Start of Block

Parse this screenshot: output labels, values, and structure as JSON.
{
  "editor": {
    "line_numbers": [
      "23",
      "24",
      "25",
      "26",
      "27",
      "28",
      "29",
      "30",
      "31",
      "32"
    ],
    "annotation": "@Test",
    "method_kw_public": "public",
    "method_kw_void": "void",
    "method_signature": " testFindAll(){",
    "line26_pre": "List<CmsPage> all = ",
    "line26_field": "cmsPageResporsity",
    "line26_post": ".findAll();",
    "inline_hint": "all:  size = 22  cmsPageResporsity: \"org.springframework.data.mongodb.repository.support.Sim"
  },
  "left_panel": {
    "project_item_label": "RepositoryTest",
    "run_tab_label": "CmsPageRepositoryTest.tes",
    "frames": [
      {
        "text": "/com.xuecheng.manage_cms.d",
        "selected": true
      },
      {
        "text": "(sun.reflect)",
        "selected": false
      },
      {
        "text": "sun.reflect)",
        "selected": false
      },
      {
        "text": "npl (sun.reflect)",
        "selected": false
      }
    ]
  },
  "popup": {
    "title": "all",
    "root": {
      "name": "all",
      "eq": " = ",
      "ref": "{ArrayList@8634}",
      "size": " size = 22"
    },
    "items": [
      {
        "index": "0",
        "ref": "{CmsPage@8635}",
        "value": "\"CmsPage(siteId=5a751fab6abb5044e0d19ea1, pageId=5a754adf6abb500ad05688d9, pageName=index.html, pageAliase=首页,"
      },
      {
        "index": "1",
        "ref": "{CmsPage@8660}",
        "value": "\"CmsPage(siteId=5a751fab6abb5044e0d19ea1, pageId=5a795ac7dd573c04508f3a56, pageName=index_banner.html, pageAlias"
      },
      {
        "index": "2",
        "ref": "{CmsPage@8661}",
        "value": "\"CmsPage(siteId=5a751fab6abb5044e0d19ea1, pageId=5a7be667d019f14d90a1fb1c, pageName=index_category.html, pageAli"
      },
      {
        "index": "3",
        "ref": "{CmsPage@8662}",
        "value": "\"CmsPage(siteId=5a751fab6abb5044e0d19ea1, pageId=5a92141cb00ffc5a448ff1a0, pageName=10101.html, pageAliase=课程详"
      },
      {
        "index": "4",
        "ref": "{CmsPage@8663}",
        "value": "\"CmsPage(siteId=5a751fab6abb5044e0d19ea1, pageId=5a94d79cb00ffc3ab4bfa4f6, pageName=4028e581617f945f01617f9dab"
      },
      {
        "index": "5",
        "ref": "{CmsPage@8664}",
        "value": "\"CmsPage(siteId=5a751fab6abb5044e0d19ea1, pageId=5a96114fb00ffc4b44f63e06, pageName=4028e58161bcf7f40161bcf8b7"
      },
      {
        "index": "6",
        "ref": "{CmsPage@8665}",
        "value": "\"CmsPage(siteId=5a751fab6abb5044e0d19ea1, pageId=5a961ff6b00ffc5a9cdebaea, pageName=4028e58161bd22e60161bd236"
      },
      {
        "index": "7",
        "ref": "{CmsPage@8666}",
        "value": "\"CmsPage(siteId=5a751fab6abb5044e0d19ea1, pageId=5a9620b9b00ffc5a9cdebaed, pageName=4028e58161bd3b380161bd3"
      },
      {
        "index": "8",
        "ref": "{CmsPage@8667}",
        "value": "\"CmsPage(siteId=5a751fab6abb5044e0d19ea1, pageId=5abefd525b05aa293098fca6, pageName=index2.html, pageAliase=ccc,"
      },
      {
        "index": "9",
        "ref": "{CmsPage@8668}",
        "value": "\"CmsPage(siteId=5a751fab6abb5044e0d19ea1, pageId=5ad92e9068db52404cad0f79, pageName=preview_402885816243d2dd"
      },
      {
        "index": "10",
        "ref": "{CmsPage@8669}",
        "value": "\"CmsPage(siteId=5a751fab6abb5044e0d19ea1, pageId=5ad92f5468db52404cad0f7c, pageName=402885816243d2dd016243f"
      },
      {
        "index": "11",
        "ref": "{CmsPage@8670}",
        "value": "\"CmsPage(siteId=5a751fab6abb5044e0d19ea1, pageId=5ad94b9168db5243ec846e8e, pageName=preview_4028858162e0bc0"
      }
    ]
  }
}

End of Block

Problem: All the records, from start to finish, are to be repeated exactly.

Answer:
Parse this screenshot: output labels, values, and structure as JSON.
{
  "editor": {
    "line_numbers": [
      "23",
      "24",
      "25",
      "26",
      "27",
      "28",
      "29",
      "30",
      "31",
      "32"
    ],
    "annotation": "@Test",
    "method_kw_public": "public",
    "method_kw_void": "void",
    "method_signature": " testFindAll(){",
    "line26_pre": "List<CmsPage> all = ",
    "line26_field": "cmsPageResporsity",
    "line26_post": ".findAll();",
    "inline_hint": "all:  size = 22  cmsPageResporsity: \"org.springframework.data.mongodb.repository.support.Sim"
  },
  "left_panel": {
    "project_item_label": "RepositoryTest",
    "run_tab_label": "CmsPageRepositoryTest.tes",
    "frames": [
      {
        "text": "/com.xuecheng.manage_cms.d",
        "selected": true
      },
      {
        "text": "(sun.reflect)",
        "selected": false
      },
      {
        "text": "sun.reflect)",
        "selected": false
      },
      {
        "text": "npl (sun.reflect)",
        "selected": false
      }
    ]
  },
  "popup": {
    "title": "all",
    "root": {
      "name": "all",
      "eq": " = ",
      "ref": "{ArrayList@8634}",
      "size": " size = 22"
    },
    "items": [
      {
        "index": "0",
        "ref": "{CmsPage@8635}",
        "value": "\"CmsPage(siteId=5a751fab6abb5044e0d19ea1, pageId=5a754adf6abb500ad05688d9, pageName=index.html, pageAliase=首页,"
      },
      {
        "index": "1",
        "ref": "{CmsPage@8660}",
        "value": "\"CmsPage(siteId=5a751fab6abb5044e0d19ea1, pageId=5a795ac7dd573c04508f3a56, pageName=index_banner.html, pageAlias"
      },
      {
        "index": "2",
        "ref": "{CmsPage@8661}",
        "value": "\"CmsPage(siteId=5a751fab6abb5044e0d19ea1, pageId=5a7be667d019f14d90a1fb1c, pageName=index_category.html, pageAli"
      },
      {
        "index": "3",
        "ref": "{CmsPage@8662}",
        "value": "\"CmsPage(siteId=5a751fab6abb5044e0d19ea1, pageId=5a92141cb00ffc5a448ff1a0, pageName=10101.html, pageAliase=课程详"
      },
      {
        "index": "4",
        "ref": "{CmsPage@8663}",
        "value": "\"CmsPage(siteId=5a751fab6abb5044e0d19ea1, pageId=5a94d79cb00ffc3ab4bfa4f6, pageName=4028e581617f945f01617f9dab"
      },
      {
        "index": "5",
        "ref": "{CmsPage@8664}",
        "value": "\"CmsPage(siteId=5a751fab6abb5044e0d19ea1, pageId=5a96114fb00ffc4b44f63e06, pageName=4028e58161bcf7f40161bcf8b7"
      },
      {
        "index": "6",
        "ref": "{CmsPage@8665}",
        "value": "\"CmsPage(siteId=5a751fab6abb5044e0d19ea1, pageId=5a961ff6b00ffc5a9cdebaea, pageName=4028e58161bd22e60161bd236"
      },
      {
        "index": "7",
        "ref": "{CmsPage@8666}",
        "value": "\"CmsPage(siteId=5a751fab6abb5044e0d19ea1, pageId=5a9620b9b00ffc5a9cdebaed, pageName=4028e58161bd3b380161bd3"
      },
      {
        "index": "8",
        "ref": "{CmsPage@8667}",
        "value": "\"CmsPage(siteId=5a751fab6abb5044e0d19ea1, pageId=5abefd525b05aa293098fca6, pageName=index2.html, pageAliase=ccc,"
      },
      {
        "index": "9",
        "ref": "{CmsPage@8668}",
        "value": "\"CmsPage(siteId=5a751fab6abb5044e0d19ea1, pageId=5ad92e9068db52404cad0f79, pageName=preview_402885816243d2dd"
      },
      {
        "index": "10",
        "ref": "{CmsPage@8669}",
        "value": "\"CmsPage(siteId=5a751fab6abb5044e0d19ea1, pageId=5ad92f5468db52404cad0f7c, pageName=402885816243d2dd016243f"
      },
      {
        "index": "11",
        "ref": "{CmsPage@8670}",
        "value": "\"CmsPage(siteId=5a751fab6abb5044e0d19ea1, pageId=5ad94b9168db5243ec846e8e, pageName=preview_4028858162e0bc0"
      }
    ]
  }
}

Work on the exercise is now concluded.